### WORK TASK
Look over the entries that follow and work out how many lines contain "structure". State the number only.
....
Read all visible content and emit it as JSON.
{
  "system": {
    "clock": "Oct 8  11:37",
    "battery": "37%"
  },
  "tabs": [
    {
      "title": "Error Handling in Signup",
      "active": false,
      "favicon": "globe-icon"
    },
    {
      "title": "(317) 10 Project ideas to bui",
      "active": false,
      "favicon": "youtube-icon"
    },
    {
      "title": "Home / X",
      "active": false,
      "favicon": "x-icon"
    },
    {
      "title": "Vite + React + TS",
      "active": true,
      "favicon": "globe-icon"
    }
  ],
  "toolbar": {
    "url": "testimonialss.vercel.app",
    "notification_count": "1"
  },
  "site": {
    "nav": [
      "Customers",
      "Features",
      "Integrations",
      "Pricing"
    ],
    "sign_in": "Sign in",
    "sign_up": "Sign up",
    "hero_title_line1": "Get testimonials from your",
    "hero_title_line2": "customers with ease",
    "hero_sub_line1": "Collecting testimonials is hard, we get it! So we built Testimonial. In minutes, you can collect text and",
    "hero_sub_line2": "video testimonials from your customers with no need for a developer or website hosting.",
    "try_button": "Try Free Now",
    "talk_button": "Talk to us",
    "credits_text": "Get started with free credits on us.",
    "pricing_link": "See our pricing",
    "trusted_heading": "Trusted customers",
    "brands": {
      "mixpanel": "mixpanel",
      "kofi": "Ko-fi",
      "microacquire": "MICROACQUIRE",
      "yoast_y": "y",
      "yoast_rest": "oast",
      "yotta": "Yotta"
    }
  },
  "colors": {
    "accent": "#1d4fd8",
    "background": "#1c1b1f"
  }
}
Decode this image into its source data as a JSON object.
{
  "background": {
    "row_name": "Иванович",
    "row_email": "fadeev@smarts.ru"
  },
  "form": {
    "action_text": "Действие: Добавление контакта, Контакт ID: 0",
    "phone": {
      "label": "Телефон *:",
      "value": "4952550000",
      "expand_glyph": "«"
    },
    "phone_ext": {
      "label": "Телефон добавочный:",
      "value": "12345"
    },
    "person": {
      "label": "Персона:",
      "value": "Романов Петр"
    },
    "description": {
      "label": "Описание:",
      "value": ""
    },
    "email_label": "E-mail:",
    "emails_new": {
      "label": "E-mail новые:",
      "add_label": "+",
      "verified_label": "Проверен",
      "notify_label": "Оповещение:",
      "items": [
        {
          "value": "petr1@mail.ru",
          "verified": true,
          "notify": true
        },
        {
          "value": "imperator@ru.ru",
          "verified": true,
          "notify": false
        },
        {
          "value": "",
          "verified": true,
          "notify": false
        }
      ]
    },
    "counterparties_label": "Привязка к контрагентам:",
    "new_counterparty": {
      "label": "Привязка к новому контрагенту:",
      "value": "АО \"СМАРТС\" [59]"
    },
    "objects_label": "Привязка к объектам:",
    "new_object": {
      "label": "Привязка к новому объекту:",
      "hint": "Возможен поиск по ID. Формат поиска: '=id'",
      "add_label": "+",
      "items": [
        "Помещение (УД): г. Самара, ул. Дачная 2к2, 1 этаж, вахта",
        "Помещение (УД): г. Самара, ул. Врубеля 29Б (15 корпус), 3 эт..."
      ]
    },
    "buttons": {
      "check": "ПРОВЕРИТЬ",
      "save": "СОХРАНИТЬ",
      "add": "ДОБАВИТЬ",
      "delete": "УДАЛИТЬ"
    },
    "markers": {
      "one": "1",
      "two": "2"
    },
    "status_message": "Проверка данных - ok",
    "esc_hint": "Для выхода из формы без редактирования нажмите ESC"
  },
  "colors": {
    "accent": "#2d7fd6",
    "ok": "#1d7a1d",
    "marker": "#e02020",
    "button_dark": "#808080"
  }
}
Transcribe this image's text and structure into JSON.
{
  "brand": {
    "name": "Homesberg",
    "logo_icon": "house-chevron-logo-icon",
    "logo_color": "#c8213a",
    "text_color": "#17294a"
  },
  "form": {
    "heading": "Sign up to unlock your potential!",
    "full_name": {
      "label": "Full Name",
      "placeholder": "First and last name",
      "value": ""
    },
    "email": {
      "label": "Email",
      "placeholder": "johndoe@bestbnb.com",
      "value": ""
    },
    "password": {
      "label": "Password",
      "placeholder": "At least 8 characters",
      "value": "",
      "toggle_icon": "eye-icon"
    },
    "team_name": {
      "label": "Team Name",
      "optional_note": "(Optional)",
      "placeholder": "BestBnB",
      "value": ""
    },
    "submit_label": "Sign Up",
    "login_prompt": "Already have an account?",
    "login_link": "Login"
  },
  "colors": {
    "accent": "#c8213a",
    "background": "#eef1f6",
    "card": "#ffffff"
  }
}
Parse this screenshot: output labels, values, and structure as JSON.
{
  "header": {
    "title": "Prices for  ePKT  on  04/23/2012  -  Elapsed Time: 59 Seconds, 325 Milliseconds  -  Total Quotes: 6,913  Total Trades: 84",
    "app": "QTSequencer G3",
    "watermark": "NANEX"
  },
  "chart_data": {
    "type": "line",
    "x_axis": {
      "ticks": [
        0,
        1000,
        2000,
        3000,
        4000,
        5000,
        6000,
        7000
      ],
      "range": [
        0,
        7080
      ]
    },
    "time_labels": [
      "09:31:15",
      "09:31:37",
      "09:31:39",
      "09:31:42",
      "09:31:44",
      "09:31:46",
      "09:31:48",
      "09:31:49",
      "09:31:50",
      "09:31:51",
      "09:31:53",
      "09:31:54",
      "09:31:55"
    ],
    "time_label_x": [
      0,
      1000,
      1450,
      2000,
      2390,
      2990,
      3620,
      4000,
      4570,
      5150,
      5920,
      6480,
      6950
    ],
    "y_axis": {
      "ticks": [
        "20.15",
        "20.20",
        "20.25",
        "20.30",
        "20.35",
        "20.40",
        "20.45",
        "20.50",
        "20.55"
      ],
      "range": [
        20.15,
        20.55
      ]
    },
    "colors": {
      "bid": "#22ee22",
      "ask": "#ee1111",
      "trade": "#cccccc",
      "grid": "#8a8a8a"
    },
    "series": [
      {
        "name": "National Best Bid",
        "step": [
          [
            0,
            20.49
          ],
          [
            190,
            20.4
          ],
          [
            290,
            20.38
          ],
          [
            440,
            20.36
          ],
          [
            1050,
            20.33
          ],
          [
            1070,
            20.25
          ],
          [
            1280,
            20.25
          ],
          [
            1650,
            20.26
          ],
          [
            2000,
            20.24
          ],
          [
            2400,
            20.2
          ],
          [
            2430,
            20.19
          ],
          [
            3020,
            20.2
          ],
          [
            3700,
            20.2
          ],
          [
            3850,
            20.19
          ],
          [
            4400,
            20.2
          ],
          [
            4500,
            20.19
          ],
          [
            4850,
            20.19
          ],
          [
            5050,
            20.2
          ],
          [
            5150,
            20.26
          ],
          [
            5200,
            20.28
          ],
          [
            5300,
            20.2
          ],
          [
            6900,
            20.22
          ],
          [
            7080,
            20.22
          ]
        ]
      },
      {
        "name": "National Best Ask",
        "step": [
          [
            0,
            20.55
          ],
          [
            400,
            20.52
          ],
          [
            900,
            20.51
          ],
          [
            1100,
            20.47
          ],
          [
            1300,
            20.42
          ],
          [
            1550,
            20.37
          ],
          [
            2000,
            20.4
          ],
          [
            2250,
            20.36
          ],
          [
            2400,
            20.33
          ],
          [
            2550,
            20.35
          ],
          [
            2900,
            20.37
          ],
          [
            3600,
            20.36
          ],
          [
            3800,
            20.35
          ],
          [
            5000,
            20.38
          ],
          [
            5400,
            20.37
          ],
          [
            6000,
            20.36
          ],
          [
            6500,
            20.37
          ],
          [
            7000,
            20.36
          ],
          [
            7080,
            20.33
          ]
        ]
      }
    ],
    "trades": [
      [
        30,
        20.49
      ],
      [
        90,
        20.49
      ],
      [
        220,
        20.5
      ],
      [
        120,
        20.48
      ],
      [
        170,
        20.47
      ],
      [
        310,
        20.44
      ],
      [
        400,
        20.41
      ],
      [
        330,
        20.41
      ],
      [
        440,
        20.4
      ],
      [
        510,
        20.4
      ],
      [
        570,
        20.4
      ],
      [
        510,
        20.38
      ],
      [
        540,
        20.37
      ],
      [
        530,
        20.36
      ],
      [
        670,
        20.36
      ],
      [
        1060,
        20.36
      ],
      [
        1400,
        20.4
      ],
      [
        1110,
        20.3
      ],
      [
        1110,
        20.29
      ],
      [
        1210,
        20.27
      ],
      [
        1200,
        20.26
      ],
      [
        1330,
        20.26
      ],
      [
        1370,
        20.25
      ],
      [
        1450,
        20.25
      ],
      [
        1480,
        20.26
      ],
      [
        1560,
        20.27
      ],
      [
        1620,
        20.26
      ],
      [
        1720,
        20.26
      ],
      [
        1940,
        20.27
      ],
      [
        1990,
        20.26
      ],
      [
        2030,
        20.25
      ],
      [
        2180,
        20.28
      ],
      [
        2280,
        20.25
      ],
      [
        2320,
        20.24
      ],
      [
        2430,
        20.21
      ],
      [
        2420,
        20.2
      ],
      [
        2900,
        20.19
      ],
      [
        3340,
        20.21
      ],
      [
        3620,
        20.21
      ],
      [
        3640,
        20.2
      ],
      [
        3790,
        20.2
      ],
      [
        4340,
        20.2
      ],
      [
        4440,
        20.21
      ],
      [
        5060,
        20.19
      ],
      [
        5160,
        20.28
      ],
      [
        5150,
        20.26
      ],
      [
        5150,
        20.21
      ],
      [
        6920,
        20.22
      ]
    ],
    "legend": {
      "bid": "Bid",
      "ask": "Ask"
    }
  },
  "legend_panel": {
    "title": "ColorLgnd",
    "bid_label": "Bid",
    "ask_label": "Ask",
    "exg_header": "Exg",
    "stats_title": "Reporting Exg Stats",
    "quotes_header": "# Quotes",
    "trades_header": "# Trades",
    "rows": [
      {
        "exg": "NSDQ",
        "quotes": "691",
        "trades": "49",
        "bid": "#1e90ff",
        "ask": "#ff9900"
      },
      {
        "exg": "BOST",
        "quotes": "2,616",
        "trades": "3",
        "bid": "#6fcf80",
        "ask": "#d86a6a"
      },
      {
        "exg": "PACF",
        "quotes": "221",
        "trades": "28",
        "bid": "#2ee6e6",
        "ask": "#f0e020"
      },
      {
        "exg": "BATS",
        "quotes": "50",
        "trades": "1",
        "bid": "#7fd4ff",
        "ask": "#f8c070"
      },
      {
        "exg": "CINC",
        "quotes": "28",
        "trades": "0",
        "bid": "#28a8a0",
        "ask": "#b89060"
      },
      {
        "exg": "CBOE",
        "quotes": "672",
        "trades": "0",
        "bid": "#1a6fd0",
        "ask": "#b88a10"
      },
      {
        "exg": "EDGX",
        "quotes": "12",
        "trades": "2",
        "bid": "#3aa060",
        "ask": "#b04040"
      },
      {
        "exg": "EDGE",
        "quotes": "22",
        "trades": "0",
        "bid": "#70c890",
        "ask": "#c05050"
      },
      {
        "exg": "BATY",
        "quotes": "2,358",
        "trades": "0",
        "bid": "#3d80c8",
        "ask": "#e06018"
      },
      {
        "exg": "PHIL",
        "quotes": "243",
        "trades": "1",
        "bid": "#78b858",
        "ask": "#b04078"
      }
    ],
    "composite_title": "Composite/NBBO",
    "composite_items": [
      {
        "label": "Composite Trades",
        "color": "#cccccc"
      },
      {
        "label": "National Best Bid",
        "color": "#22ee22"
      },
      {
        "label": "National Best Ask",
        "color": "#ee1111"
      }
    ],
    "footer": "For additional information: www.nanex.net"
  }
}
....
### EXERCISE RESULT
2